In a decision issued today in Lippert Components, Inc. 371 NLRB No. 8 (2021), the National Labor Relations Board found that a union did not violate the National Labor Relations Act by displaying a 12-foot inflatable rat with red eyes, fangs, and claws (“Scabby the Rat”) and two large banners, one targeting a neutral employer (Lippert Components), near the public entrance to a trade show. The prior General Counsel had alleged that the display of these items was unlawfully coercive, arguing that the Board should overrule precedent. The Board had earlier issued a notice and invitation to file briefs on that question.
Three members of the Board joined in an opinion dismissing the complaint. In her separate concurrence, Chairman McFerran expressed her belief that the outcome of this case was required by Board precedent. In their separate concurrence, Members Kaplan and Ring agreed that the complaint must be dismissed here to avoid creating a possible conflict with the First Amendment, but expressed disagreement with some aspects of prior precedent. Member Emanuel, dissenting, would have found the banner and rat display to violate the Act.
Charge filed by Lippert Components, Inc. against the International Union of Operating Engineers, Local Union No. 150. Chairman McFerran and Members Kaplan, Emanuel, and Ring participated.

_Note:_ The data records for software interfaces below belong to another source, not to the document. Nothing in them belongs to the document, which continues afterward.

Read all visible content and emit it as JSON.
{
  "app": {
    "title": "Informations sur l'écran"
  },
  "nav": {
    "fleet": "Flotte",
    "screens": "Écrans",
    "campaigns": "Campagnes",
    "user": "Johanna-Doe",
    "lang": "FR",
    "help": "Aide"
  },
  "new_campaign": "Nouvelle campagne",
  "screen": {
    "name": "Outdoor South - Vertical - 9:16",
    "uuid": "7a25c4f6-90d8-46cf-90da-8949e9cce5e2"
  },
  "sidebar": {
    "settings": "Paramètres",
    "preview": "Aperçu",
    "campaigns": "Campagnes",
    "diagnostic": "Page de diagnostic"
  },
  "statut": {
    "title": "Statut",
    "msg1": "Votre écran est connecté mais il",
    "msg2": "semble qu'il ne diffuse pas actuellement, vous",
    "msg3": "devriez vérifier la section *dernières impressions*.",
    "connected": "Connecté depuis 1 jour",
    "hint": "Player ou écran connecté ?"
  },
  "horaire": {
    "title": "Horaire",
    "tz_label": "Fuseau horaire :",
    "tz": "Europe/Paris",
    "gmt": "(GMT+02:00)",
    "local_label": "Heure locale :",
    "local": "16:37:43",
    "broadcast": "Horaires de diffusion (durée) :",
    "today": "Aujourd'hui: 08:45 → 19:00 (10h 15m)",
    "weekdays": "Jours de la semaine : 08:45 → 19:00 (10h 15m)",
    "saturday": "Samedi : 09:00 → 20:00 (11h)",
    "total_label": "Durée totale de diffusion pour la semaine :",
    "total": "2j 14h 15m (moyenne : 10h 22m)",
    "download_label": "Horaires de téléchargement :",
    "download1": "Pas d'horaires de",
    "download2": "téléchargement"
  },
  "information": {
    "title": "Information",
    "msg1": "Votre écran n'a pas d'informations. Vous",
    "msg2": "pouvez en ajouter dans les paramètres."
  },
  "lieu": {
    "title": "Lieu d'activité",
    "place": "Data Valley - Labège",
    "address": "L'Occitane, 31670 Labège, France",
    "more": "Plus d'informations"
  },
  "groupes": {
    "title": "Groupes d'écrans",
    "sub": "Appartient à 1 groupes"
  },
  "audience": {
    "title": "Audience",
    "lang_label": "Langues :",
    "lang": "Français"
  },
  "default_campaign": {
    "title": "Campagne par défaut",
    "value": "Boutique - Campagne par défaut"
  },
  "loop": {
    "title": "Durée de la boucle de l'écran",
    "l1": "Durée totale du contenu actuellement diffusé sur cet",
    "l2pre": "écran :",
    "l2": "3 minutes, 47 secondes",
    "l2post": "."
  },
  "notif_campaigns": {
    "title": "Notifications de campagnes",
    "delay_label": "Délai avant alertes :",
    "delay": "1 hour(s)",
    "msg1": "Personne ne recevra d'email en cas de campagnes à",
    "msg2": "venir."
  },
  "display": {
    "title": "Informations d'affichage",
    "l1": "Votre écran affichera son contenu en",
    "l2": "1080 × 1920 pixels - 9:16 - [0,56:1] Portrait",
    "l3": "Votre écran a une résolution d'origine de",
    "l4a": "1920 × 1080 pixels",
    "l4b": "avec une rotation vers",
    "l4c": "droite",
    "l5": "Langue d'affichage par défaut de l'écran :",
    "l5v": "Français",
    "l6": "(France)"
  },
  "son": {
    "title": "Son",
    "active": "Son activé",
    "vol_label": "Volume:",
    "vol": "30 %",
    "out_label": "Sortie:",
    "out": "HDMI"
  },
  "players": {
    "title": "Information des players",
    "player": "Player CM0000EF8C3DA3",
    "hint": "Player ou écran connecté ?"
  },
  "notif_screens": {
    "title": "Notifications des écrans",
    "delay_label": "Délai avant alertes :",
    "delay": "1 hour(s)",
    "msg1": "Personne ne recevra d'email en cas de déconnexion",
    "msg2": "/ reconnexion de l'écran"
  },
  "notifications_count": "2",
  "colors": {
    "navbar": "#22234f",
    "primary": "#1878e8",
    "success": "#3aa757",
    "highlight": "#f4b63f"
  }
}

Established in 1935, the National Labor Relations Board is an independent federal agency that protects employees, employers, and unions from unfair labor practices and protects the right of private sector employees to join together, with or without a union, to improve wages, benefits and working conditions. The NLRB conducts hundreds of workplace elections and investigates thousands of unfair labor practice charges each year.